What Sort Of Business, Did You Say?!

March 27, 2014 in Small Business, Small Business Advice by lizbygrave

by Marcia MacLeod

If you’ve attended a Small Business Network meeting, the chances are you have already launched your small business. But if you are still at the ‘wouldn’t it be nice’ stage, have you thought about what you want to do? How do you decide what sort of business to start? You can’t just pick a product or service you know nothing about!

Most new small business owners launch their business because they want to turn their hobby into a money-maker. But sometimes people fall into their new venture. Perhaps they were made redundant from a full-time job, or went of their own volition, and left with knowledge, skills and contacts in that field. Maybe they started out by helping friends and family: helping a friend pick the perfect wedding dress or a new suit for a killer interview could lead to becoming a personal shopper; learning how to fix your own computer and write your own programmes could morph into a career. Sometimes an opportunity just falls in your lap – like learning reiki or moving from using a product to selling it, just as Sarah Montgomery, who sells Forever’s aloe vera products, has done.

But there’s more to launching a successful small business than just having a passion you think might make you some money. First, you need to ask yourself if you could keep that passion when you’re doing whatever it is all day, every day and, in the beginning, all night, too. I always loved horses, but decided as a teenager I would never make them my life because I know that having to be outside every day in all weathers, mucking out, dealing with sick or lame horses, and with those with less than equitable temperaments would soon turn the hobby into a hated chore.

Second, you need to ask yourself honestly if you’re as good at whatever it is as you think you are. If you can’t make an honest analysis of your ability, ask your best friend instead. Can you really write scintillating copy everyone will want to read? Or have the healing touch? Or a creative flair that ensures your web pages are more attractive than the next designer’s? Remember, it’s a competitive world out there and any chinks in your armour will soon be revealed.

And that brings us to the third consideration: how much competition is there in your field in your chosen geographical area? Some skills, such as writing and web design, can be done remotely, widening your potential customer base. Some, such as accountancy and computer support, are in such demand that, providing you are good enough, you should not want for customers. But if there are already four or five hypnotherapists or business coaches or dog walkers in your catchment area, there is no point in setting up a hypnotherapy practice unless you are prepared to travel widely.

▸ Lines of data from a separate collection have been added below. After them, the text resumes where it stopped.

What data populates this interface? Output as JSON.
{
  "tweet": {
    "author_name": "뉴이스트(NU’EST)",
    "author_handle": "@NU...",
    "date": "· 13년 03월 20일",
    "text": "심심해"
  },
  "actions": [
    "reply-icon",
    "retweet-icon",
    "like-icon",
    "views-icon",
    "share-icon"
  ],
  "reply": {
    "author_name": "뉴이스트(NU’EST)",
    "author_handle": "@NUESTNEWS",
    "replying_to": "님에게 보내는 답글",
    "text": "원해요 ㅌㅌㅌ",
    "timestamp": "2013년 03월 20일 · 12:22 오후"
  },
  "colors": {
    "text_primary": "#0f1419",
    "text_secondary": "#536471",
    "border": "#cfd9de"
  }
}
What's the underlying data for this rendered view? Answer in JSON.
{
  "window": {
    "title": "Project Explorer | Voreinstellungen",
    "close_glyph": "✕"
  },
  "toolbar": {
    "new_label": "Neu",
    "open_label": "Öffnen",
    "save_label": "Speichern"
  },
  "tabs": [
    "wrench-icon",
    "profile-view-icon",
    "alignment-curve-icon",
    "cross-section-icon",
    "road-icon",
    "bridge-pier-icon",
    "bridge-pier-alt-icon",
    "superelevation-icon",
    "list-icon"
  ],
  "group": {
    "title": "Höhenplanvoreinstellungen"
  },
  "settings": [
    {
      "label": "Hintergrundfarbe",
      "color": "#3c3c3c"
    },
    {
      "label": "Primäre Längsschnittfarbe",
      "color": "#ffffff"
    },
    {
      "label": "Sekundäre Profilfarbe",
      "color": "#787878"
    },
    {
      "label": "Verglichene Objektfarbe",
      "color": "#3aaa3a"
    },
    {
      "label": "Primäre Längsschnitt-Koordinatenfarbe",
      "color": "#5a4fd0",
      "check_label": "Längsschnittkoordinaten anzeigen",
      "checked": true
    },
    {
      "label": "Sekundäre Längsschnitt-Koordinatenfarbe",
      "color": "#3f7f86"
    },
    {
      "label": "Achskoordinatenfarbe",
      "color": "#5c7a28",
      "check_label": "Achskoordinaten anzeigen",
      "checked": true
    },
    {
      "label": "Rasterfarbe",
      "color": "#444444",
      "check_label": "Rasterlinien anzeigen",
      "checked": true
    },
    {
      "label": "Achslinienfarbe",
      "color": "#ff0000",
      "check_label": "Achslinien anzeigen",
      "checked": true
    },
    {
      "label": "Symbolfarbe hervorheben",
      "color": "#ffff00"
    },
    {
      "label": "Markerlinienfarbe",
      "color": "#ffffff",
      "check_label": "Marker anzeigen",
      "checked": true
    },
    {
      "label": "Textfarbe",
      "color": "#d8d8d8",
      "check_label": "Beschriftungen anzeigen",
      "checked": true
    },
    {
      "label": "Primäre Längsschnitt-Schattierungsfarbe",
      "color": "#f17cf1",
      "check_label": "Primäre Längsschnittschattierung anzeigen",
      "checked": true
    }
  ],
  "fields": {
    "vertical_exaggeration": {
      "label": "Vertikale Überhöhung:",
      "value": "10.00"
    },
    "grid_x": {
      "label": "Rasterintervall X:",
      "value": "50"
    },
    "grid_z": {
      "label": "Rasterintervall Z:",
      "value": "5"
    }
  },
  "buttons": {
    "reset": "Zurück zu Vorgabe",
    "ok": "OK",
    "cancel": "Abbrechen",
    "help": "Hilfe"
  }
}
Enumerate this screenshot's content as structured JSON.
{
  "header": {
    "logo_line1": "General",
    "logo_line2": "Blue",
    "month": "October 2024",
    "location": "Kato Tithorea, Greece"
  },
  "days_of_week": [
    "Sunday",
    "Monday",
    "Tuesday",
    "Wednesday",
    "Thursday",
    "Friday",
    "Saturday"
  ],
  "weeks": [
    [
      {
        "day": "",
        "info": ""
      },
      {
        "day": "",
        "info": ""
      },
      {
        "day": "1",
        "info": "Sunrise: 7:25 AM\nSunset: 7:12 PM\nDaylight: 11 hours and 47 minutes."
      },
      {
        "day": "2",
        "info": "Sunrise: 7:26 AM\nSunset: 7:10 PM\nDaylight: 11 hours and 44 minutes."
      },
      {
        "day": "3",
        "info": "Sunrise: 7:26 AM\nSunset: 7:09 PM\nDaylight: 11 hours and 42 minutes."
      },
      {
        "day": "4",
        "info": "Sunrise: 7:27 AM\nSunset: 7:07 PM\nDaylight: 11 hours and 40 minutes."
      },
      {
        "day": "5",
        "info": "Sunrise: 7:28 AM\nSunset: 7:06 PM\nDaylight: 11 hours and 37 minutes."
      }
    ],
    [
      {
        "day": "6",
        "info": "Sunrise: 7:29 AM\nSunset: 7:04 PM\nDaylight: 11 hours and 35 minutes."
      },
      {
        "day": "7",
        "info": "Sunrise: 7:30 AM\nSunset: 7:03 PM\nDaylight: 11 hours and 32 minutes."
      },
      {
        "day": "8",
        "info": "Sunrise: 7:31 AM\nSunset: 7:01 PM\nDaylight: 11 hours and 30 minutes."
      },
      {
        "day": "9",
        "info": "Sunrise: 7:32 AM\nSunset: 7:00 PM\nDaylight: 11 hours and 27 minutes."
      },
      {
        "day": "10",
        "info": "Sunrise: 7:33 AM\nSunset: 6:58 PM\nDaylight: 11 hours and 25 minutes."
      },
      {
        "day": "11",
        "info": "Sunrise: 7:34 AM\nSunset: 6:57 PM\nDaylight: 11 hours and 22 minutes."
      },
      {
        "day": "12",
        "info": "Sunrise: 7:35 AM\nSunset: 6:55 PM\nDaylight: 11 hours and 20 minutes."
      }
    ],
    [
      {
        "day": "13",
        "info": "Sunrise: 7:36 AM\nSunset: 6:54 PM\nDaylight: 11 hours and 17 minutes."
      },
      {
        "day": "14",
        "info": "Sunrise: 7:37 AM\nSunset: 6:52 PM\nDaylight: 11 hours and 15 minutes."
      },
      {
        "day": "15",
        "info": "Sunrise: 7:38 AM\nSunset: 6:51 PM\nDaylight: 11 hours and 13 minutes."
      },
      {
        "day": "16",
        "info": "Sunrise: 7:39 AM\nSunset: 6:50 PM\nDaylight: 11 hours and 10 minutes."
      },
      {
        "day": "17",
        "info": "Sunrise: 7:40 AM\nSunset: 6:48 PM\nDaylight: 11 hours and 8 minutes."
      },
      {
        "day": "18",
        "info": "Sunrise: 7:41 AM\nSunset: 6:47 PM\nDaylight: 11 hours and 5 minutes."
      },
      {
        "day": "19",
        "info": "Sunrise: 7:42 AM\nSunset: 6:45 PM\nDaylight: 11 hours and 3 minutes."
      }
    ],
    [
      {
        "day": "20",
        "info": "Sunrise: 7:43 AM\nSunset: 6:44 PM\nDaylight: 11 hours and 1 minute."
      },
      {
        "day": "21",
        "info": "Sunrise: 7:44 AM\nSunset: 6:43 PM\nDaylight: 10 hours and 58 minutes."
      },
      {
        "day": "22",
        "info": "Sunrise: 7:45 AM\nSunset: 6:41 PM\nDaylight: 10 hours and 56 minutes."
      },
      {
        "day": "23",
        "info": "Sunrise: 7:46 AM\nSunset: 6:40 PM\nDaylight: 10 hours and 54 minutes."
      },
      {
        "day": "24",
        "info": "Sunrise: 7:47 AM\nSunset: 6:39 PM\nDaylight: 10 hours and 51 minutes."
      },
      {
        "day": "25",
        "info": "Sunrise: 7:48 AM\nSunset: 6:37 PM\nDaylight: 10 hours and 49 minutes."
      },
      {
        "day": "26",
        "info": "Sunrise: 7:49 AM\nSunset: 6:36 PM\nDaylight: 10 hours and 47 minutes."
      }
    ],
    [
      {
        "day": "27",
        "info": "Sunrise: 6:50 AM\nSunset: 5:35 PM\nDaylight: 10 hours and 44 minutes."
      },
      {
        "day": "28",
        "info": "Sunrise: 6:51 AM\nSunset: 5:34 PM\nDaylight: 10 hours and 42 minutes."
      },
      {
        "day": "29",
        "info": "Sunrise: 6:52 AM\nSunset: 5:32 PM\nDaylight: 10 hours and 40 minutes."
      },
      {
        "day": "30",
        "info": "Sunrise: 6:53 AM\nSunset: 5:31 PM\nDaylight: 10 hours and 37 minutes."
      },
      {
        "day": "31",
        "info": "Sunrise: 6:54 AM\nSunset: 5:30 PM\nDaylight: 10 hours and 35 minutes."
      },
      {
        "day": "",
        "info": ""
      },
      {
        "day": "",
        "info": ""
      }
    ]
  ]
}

In any case, you have to like what you’re doing. Someone who doesn’t know a flan tin from a bundt pan and has never baked a cake in their life wouldn’t – I hope – dream of starting a cake (or a catering) business. Think about it: if you don’t like the subject, you’re going to hate every minute of your working life. If you don’t enjoy it, you won’t be good at it. If you’re not good at it, you won’t succeed.